“There’s a set criteria to achieve before you can become a Franchise Team Leader. I’m on track to achieve the criteria by the end of this financial year. Then I need to be selected by the operations leaders.”
As you might expect, Charlie’s meteoric rise has also come through putting in some hard effort.
“My working hours vary,” he said. “I work anywhere between the regular 38 hours and 45 to 50 hours. There are definitely weeks when I’ve done 60 or 70 hours, but normally it would be closer to 45 hours.
“99 Bikes have 10 philosophies that guide our business. One is egalitarianism. There is no job that’s below anyone. We just get it done. For example, at head office they do an office clean every Friday and Matt is usually the person that takes the rubbish out.”
Two Key Qualities
When asked to summarise what qualities 99 Bikes are looking for in new recruits, Matt Turner had no hesitation.
“We’re looking for commitment – people who want a long term career,” he said.
“We’re also looking for a proven history of achievement. Even if that’s not in a bike related field.
“There are a lot of other factors including being a friendly, people person, but those are the most important two.
“Bike industry experience is definitely a positive, as long as it doesn’t come with any ‘bike snob’ tendencies! We want to be the world’s most approachable bike shop. We really focus on that. Whether it’s the customer’s first bike, right through to consistent riders, we want to communicate at their level and not talk down at them.”
With so many stores and team positions, 99 Bikes offers a new alternative for people looking to work in our wonderful bike industry but still enjoy career path structures and incentives that are on par with those in the corporate world.
(Break out Box)
Reward for Effort
Here is the average Team Leader’s package, rounded to nearest whole dollar, before income tax. Because the package heavily rewards good performance, total earnings of Team Leaders across the 45 stores vary widely from just under $90,000 to over $150,000.

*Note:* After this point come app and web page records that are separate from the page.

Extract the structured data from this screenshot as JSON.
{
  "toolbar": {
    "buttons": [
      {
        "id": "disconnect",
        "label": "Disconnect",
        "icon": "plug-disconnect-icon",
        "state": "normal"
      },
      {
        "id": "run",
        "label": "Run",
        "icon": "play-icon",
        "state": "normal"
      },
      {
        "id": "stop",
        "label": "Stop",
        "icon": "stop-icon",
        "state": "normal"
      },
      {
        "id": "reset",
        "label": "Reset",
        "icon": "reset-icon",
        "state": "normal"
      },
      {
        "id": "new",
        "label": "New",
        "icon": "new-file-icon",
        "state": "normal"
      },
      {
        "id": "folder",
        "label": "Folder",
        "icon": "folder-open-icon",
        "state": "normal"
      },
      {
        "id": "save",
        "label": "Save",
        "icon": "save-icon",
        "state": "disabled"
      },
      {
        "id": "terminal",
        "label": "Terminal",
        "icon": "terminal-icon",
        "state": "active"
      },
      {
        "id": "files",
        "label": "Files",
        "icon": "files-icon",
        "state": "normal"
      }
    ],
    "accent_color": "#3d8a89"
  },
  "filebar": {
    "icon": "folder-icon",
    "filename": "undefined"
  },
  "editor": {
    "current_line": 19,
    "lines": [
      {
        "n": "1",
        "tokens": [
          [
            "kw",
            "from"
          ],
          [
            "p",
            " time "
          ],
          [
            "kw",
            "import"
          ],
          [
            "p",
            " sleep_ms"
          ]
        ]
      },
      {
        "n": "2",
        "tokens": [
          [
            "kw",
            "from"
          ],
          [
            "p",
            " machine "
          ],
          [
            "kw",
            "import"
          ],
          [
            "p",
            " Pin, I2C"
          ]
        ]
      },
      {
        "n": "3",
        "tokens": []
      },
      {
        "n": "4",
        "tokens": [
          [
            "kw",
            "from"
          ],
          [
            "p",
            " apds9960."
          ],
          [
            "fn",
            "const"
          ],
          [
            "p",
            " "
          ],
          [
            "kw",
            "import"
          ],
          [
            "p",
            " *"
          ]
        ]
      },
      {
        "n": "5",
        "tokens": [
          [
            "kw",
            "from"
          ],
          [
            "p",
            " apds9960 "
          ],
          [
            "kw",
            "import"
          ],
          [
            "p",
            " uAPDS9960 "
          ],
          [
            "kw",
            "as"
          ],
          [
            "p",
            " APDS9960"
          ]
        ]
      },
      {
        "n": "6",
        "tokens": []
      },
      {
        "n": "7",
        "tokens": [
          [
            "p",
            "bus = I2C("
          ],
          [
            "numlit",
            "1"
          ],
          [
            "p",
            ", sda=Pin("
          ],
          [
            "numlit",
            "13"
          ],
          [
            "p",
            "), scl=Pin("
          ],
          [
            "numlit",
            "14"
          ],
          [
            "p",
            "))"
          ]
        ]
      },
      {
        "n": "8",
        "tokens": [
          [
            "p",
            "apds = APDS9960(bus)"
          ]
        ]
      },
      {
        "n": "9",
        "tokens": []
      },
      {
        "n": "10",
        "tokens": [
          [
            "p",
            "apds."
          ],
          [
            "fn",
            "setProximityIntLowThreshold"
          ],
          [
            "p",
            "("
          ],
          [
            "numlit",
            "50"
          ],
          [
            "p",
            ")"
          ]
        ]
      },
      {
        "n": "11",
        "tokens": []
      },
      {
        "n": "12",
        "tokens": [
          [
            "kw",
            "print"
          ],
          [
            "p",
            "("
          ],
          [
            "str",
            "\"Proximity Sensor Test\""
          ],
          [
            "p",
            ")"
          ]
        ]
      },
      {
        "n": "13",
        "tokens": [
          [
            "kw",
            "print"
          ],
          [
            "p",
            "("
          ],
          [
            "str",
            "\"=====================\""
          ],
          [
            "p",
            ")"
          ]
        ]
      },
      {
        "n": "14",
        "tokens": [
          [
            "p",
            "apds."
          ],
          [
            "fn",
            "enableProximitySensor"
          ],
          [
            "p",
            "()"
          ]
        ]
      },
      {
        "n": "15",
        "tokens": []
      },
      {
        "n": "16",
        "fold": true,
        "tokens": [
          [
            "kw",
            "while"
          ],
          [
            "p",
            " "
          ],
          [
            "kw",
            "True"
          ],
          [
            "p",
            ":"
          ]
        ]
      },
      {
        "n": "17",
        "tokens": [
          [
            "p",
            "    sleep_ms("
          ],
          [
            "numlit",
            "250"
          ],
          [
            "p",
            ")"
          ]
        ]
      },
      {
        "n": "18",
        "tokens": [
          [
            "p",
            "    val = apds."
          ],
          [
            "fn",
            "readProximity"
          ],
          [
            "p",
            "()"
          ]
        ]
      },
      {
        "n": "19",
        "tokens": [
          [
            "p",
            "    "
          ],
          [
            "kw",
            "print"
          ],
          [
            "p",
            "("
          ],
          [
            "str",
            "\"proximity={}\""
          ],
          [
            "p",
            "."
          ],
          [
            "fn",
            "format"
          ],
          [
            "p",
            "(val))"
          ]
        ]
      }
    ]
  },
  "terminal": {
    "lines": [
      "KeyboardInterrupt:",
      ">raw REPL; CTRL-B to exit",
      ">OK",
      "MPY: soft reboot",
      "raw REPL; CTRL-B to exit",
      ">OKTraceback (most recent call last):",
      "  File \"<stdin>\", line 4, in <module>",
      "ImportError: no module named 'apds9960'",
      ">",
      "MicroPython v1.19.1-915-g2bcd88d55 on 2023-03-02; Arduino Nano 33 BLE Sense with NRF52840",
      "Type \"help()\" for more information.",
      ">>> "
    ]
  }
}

Base Wage $55,145
Profit Share $19,665
Business Ownership Scheme $10,665
Total Earnings $104,552